ENTRIES SHOWN

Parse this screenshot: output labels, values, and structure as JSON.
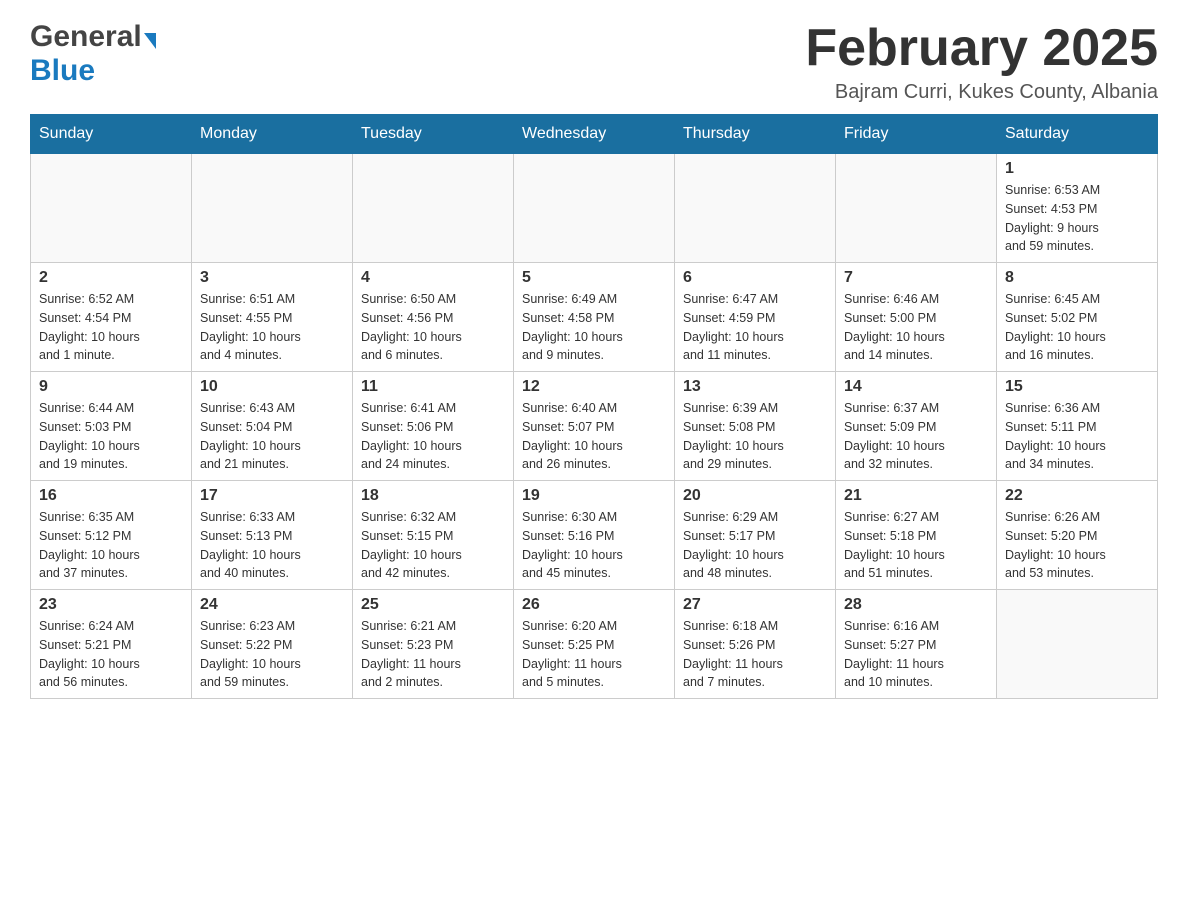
{
  "header": {
    "logo_general": "General",
    "logo_blue": "Blue",
    "month_title": "February 2025",
    "location": "Bajram Curri, Kukes County, Albania"
  },
  "days_of_week": [
    "Sunday",
    "Monday",
    "Tuesday",
    "Wednesday",
    "Thursday",
    "Friday",
    "Saturday"
  ],
  "weeks": [
    [
      {
        "day": "",
        "info": ""
      },
      {
        "day": "",
        "info": ""
      },
      {
        "day": "",
        "info": ""
      },
      {
        "day": "",
        "info": ""
      },
      {
        "day": "",
        "info": ""
      },
      {
        "day": "",
        "info": ""
      },
      {
        "day": "1",
        "info": "Sunrise: 6:53 AM\nSunset: 4:53 PM\nDaylight: 9 hours\nand 59 minutes."
      }
    ],
    [
      {
        "day": "2",
        "info": "Sunrise: 6:52 AM\nSunset: 4:54 PM\nDaylight: 10 hours\nand 1 minute."
      },
      {
        "day": "3",
        "info": "Sunrise: 6:51 AM\nSunset: 4:55 PM\nDaylight: 10 hours\nand 4 minutes."
      },
      {
        "day": "4",
        "info": "Sunrise: 6:50 AM\nSunset: 4:56 PM\nDaylight: 10 hours\nand 6 minutes."
      },
      {
        "day": "5",
        "info": "Sunrise: 6:49 AM\nSunset: 4:58 PM\nDaylight: 10 hours\nand 9 minutes."
      },
      {
        "day": "6",
        "info": "Sunrise: 6:47 AM\nSunset: 4:59 PM\nDaylight: 10 hours\nand 11 minutes."
      },
      {
        "day": "7",
        "info": "Sunrise: 6:46 AM\nSunset: 5:00 PM\nDaylight: 10 hours\nand 14 minutes."
      },
      {
        "day": "8",
        "info": "Sunrise: 6:45 AM\nSunset: 5:02 PM\nDaylight: 10 hours\nand 16 minutes."
      }
    ],
    [
      {
        "day": "9",
        "info": "Sunrise: 6:44 AM\nSunset: 5:03 PM\nDaylight: 10 hours\nand 19 minutes."
      },
      {
        "day": "10",
        "info": "Sunrise: 6:43 AM\nSunset: 5:04 PM\nDaylight: 10 hours\nand 21 minutes."
      },
      {
        "day": "11",
        "info": "Sunrise: 6:41 AM\nSunset: 5:06 PM\nDaylight: 10 hours\nand 24 minutes."
      },
      {
        "day": "12",
        "info": "Sunrise: 6:40 AM\nSunset: 5:07 PM\nDaylight: 10 hours\nand 26 minutes."
      },
      {
        "day": "13",
        "info": "Sunrise: 6:39 AM\nSunset: 5:08 PM\nDaylight: 10 hours\nand 29 minutes."
      },
      {
        "day": "14",
        "info": "Sunrise: 6:37 AM\nSunset: 5:09 PM\nDaylight: 10 hours\nand 32 minutes."
      },
      {
        "day": "15",
        "info": "Sunrise: 6:36 AM\nSunset: 5:11 PM\nDaylight: 10 hours\nand 34 minutes."
      }
    ],
    [
      {
        "day": "16",
        "info": "Sunrise: 6:35 AM\nSunset: 5:12 PM\nDaylight: 10 hours\nand 37 minutes."
      },
      {
        "day": "17",
        "info": "Sunrise: 6:33 AM\nSunset: 5:13 PM\nDaylight: 10 hours\nand 40 minutes."
      },
      {
        "day": "18",
        "info": "Sunrise: 6:32 AM\nSunset: 5:15 PM\nDaylight: 10 hours\nand 42 minutes."
      },
      {
        "day": "19",
        "info": "Sunrise: 6:30 AM\nSunset: 5:16 PM\nDaylight: 10 hours\nand 45 minutes."
      },
      {
        "day": "20",
        "info": "Sunrise: 6:29 AM\nSunset: 5:17 PM\nDaylight: 10 hours\nand 48 minutes."
      },
      {
        "day": "21",
        "info": "Sunrise: 6:27 AM\nSunset: 5:18 PM\nDaylight: 10 hours\nand 51 minutes."
      },
      {
        "day": "22",
        "info": "Sunrise: 6:26 AM\nSunset: 5:20 PM\nDaylight: 10 hours\nand 53 minutes."
      }
    ],
    [
      {
        "day": "23",
        "info": "Sunrise: 6:24 AM\nSunset: 5:21 PM\nDaylight: 10 hours\nand 56 minutes."
      },
      {
        "day": "24",
        "info": "Sunrise: 6:23 AM\nSunset: 5:22 PM\nDaylight: 10 hours\nand 59 minutes."
      },
      {
        "day": "25",
        "info": "Sunrise: 6:21 AM\nSunset: 5:23 PM\nDaylight: 11 hours\nand 2 minutes."
      },
      {
        "day": "26",
        "info": "Sunrise: 6:20 AM\nSunset: 5:25 PM\nDaylight: 11 hours\nand 5 minutes."
      },
      {
        "day": "27",
        "info": "Sunrise: 6:18 AM\nSunset: 5:26 PM\nDaylight: 11 hours\nand 7 minutes."
      },
      {
        "day": "28",
        "info": "Sunrise: 6:16 AM\nSunset: 5:27 PM\nDaylight: 11 hours\nand 10 minutes."
      },
      {
        "day": "",
        "info": ""
      }
    ]
  ]
}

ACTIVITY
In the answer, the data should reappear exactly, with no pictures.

RESPONSE
Parse this screenshot: output labels, values, and structure as JSON.
{
  "header": {
    "logo_general": "General",
    "logo_blue": "Blue",
    "month_title": "February 2025",
    "location": "Bajram Curri, Kukes County, Albania"
  },
  "days_of_week": [
    "Sunday",
    "Monday",
    "Tuesday",
    "Wednesday",
    "Thursday",
    "Friday",
    "Saturday"
  ],
  "weeks": [
    [
      {
        "day": "",
        "info": ""
      },
      {
        "day": "",
        "info": ""
      },
      {
        "day": "",
        "info": ""
      },
      {
        "day": "",
        "info": ""
      },
      {
        "day": "",
        "info": ""
      },
      {
        "day": "",
        "info": ""
      },
      {
        "day": "1",
        "info": "Sunrise: 6:53 AM\nSunset: 4:53 PM\nDaylight: 9 hours\nand 59 minutes."
      }
    ],
    [
      {
        "day": "2",
        "info": "Sunrise: 6:52 AM\nSunset: 4:54 PM\nDaylight: 10 hours\nand 1 minute."
      },
      {
        "day": "3",
        "info": "Sunrise: 6:51 AM\nSunset: 4:55 PM\nDaylight: 10 hours\nand 4 minutes."
      },
      {
        "day": "4",
        "info": "Sunrise: 6:50 AM\nSunset: 4:56 PM\nDaylight: 10 hours\nand 6 minutes."
      },
      {
        "day": "5",
        "info": "Sunrise: 6:49 AM\nSunset: 4:58 PM\nDaylight: 10 hours\nand 9 minutes."
      },
      {
        "day": "6",
        "info": "Sunrise: 6:47 AM\nSunset: 4:59 PM\nDaylight: 10 hours\nand 11 minutes."
      },
      {
        "day": "7",
        "info": "Sunrise: 6:46 AM\nSunset: 5:00 PM\nDaylight: 10 hours\nand 14 minutes."
      },
      {
        "day": "8",
        "info": "Sunrise: 6:45 AM\nSunset: 5:02 PM\nDaylight: 10 hours\nand 16 minutes."
      }
    ],
    [
      {
        "day": "9",
        "info": "Sunrise: 6:44 AM\nSunset: 5:03 PM\nDaylight: 10 hours\nand 19 minutes."
      },
      {
        "day": "10",
        "info": "Sunrise: 6:43 AM\nSunset: 5:04 PM\nDaylight: 10 hours\nand 21 minutes."
      },
      {
        "day": "11",
        "info": "Sunrise: 6:41 AM\nSunset: 5:06 PM\nDaylight: 10 hours\nand 24 minutes."
      },
      {
        "day": "12",
        "info": "Sunrise: 6:40 AM\nSunset: 5:07 PM\nDaylight: 10 hours\nand 26 minutes."
      },
      {
        "day": "13",
        "info": "Sunrise: 6:39 AM\nSunset: 5:08 PM\nDaylight: 10 hours\nand 29 minutes."
      },
      {
        "day": "14",
        "info": "Sunrise: 6:37 AM\nSunset: 5:09 PM\nDaylight: 10 hours\nand 32 minutes."
      },
      {
        "day": "15",
        "info": "Sunrise: 6:36 AM\nSunset: 5:11 PM\nDaylight: 10 hours\nand 34 minutes."
      }
    ],
    [
      {
        "day": "16",
        "info": "Sunrise: 6:35 AM\nSunset: 5:12 PM\nDaylight: 10 hours\nand 37 minutes."
      },
      {
        "day": "17",
        "info": "Sunrise: 6:33 AM\nSunset: 5:13 PM\nDaylight: 10 hours\nand 40 minutes."
      },
      {
        "day": "18",
        "info": "Sunrise: 6:32 AM\nSunset: 5:15 PM\nDaylight: 10 hours\nand 42 minutes."
      },
      {
        "day": "19",
        "info": "Sunrise: 6:30 AM\nSunset: 5:16 PM\nDaylight: 10 hours\nand 45 minutes."
      },
      {
        "day": "20",
        "info": "Sunrise: 6:29 AM\nSunset: 5:17 PM\nDaylight: 10 hours\nand 48 minutes."
      },
      {
        "day": "21",
        "info": "Sunrise: 6:27 AM\nSunset: 5:18 PM\nDaylight: 10 hours\nand 51 minutes."
      },
      {
        "day": "22",
        "info": "Sunrise: 6:26 AM\nSunset: 5:20 PM\nDaylight: 10 hours\nand 53 minutes."
      }
    ],
    [
      {
        "day": "23",
        "info": "Sunrise: 6:24 AM\nSunset: 5:21 PM\nDaylight: 10 hours\nand 56 minutes."
      },
      {
        "day": "24",
        "info": "Sunrise: 6:23 AM\nSunset: 5:22 PM\nDaylight: 10 hours\nand 59 minutes."
      },
      {
        "day": "25",
        "info": "Sunrise: 6:21 AM\nSunset: 5:23 PM\nDaylight: 11 hours\nand 2 minutes."
      },
      {
        "day": "26",
        "info": "Sunrise: 6:20 AM\nSunset: 5:25 PM\nDaylight: 11 hours\nand 5 minutes."
      },
      {
        "day": "27",
        "info": "Sunrise: 6:18 AM\nSunset: 5:26 PM\nDaylight: 11 hours\nand 7 minutes."
      },
      {
        "day": "28",
        "info": "Sunrise: 6:16 AM\nSunset: 5:27 PM\nDaylight: 11 hours\nand 10 minutes."
      },
      {
        "day": "",
        "info": ""
      }
    ]
  ]
}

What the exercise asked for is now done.